DATA FOR THIS EXERCISE START
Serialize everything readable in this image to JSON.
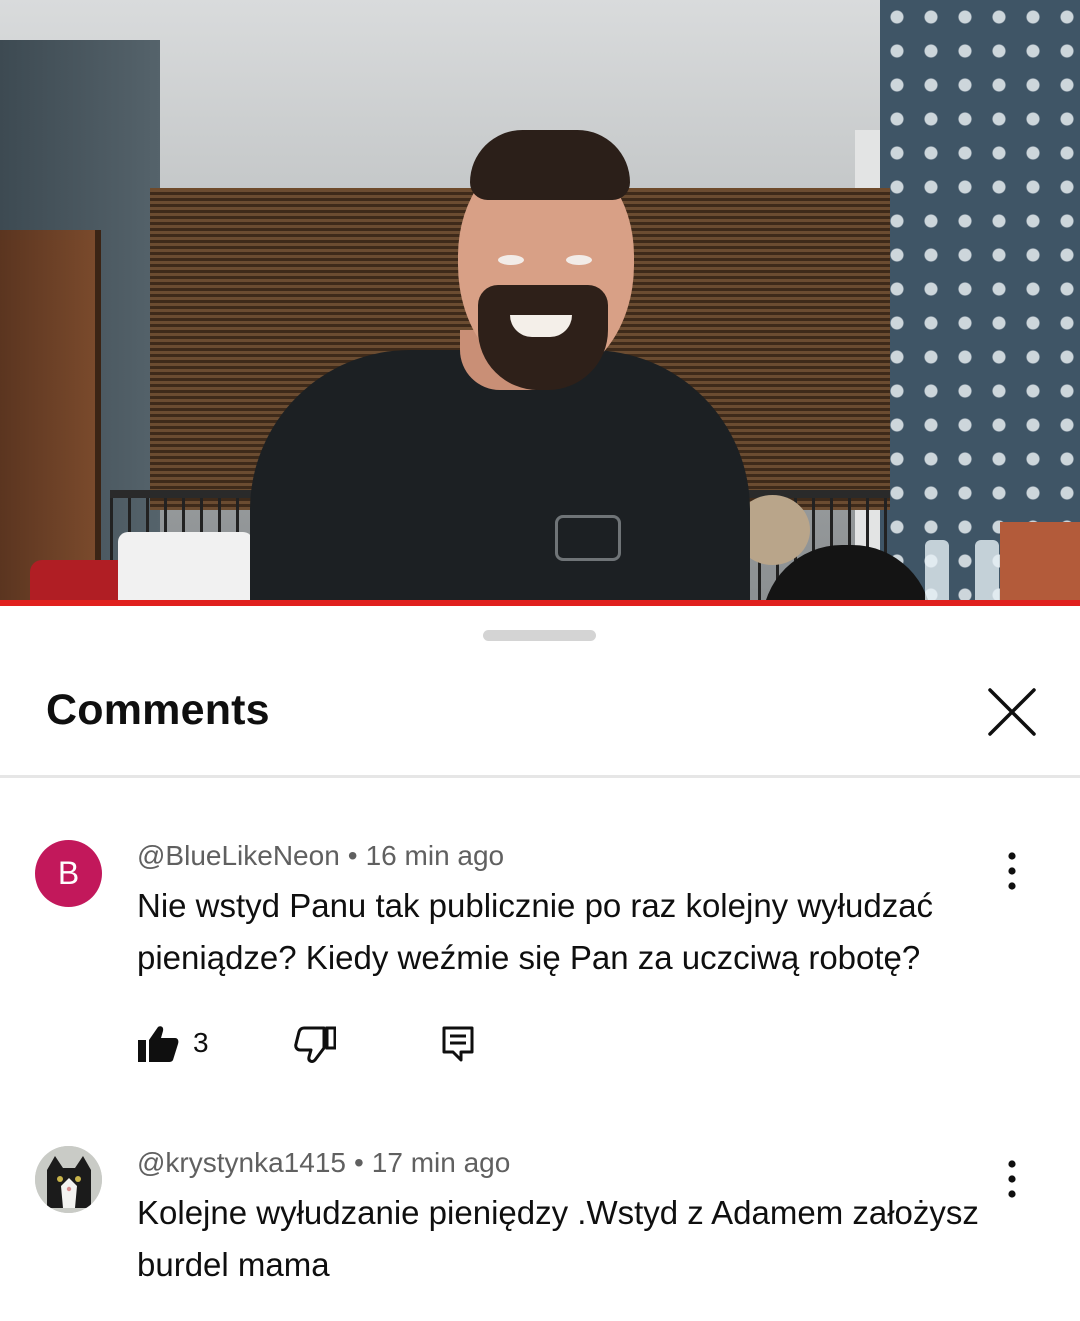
{
  "video": {
    "progress_fraction": 1.0
  },
  "panel": {
    "title": "Comments",
    "close_icon": "close-icon"
  },
  "comments": [
    {
      "avatar_letter": "B",
      "avatar_color": "#c2185b",
      "author": "@BlueLikeNeon",
      "separator": "•",
      "time": "16 min ago",
      "text": "Nie wstyd Panu tak publicznie po raz kolejny wyłudzać pieniądze? Kiedy weźmie się Pan za uczciwą robotę?",
      "like_count": "3",
      "icons": [
        "thumb-up-filled-icon",
        "thumb-down-icon",
        "reply-icon",
        "more-vert-icon"
      ]
    },
    {
      "avatar_letter": "",
      "author": "@krystynka1415",
      "separator": "•",
      "time": "17 min ago",
      "text": "Kolejne wyłudzanie pieniędzy .Wstyd z Adamem założysz burdel mama",
      "icons": [
        "more-vert-icon"
      ]
    }
  ],
  "colors": {
    "progress_red": "#e0201e",
    "secondary_text": "#606060",
    "primary_text": "#0f0f0f"
  }
}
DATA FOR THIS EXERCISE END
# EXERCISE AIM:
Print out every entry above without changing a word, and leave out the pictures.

# REPLY TO THE EXERCISE:
Serialize everything readable in this image to JSON.
{
  "video": {
    "progress_fraction": 1.0
  },
  "panel": {
    "title": "Comments",
    "close_icon": "close-icon"
  },
  "comments": [
    {
      "avatar_letter": "B",
      "avatar_color": "#c2185b",
      "author": "@BlueLikeNeon",
      "separator": "•",
      "time": "16 min ago",
      "text": "Nie wstyd Panu tak publicznie po raz kolejny wyłudzać pieniądze? Kiedy weźmie się Pan za uczciwą robotę?",
      "like_count": "3",
      "icons": [
        "thumb-up-filled-icon",
        "thumb-down-icon",
        "reply-icon",
        "more-vert-icon"
      ]
    },
    {
      "avatar_letter": "",
      "author": "@krystynka1415",
      "separator": "•",
      "time": "17 min ago",
      "text": "Kolejne wyłudzanie pieniędzy .Wstyd z Adamem założysz burdel mama",
      "icons": [
        "more-vert-icon"
      ]
    }
  ],
  "colors": {
    "progress_red": "#e0201e",
    "secondary_text": "#606060",
    "primary_text": "#0f0f0f"
  }
}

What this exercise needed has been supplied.